With the pictures left out, output the records below exactly.

_Data in this exercise_:
+---+

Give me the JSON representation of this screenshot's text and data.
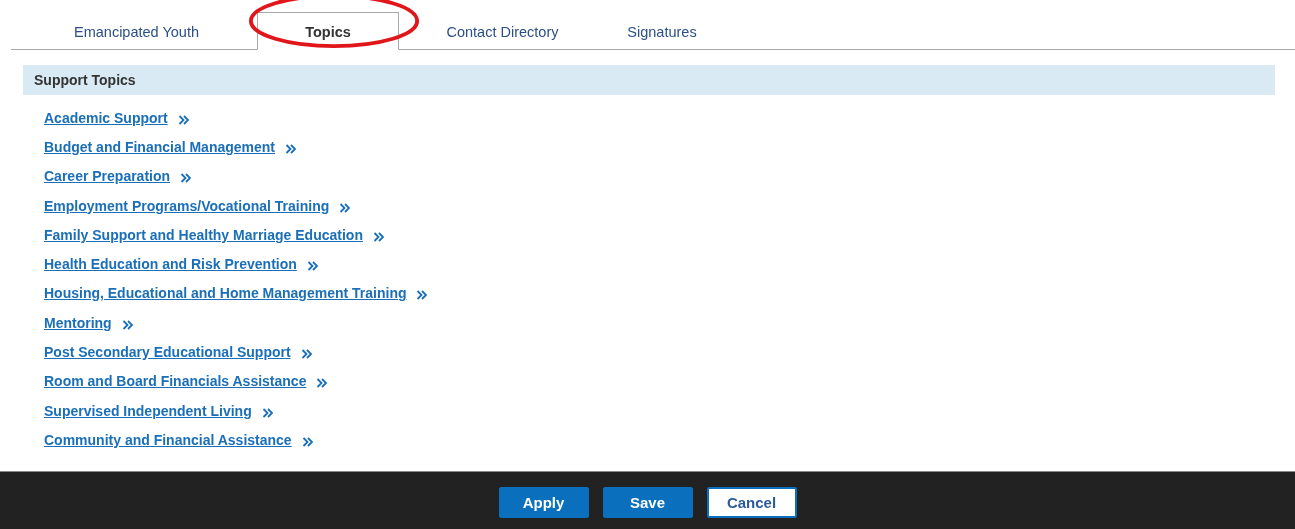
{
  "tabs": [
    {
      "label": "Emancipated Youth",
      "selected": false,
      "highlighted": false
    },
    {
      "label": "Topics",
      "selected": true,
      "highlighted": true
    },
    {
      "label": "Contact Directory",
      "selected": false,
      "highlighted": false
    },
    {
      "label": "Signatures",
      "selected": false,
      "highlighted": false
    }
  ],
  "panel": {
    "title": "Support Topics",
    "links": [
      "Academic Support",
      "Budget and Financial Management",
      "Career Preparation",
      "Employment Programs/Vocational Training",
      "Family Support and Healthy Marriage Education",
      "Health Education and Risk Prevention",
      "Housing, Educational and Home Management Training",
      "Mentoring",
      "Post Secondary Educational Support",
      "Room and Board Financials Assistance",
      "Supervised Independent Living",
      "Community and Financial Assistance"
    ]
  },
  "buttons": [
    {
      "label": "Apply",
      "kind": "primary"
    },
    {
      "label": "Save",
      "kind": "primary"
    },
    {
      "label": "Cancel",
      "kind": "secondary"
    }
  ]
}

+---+

_Written solution_:
Give me the JSON representation of this screenshot's text and data.
{
  "tabs": [
    {
      "label": "Emancipated Youth",
      "selected": false,
      "highlighted": false
    },
    {
      "label": "Topics",
      "selected": true,
      "highlighted": true
    },
    {
      "label": "Contact Directory",
      "selected": false,
      "highlighted": false
    },
    {
      "label": "Signatures",
      "selected": false,
      "highlighted": false
    }
  ],
  "panel": {
    "title": "Support Topics",
    "links": [
      "Academic Support",
      "Budget and Financial Management",
      "Career Preparation",
      "Employment Programs/Vocational Training",
      "Family Support and Healthy Marriage Education",
      "Health Education and Risk Prevention",
      "Housing, Educational and Home Management Training",
      "Mentoring",
      "Post Secondary Educational Support",
      "Room and Board Financials Assistance",
      "Supervised Independent Living",
      "Community and Financial Assistance"
    ]
  },
  "buttons": [
    {
      "label": "Apply",
      "kind": "primary"
    },
    {
      "label": "Save",
      "kind": "primary"
    },
    {
      "label": "Cancel",
      "kind": "secondary"
    }
  ]
}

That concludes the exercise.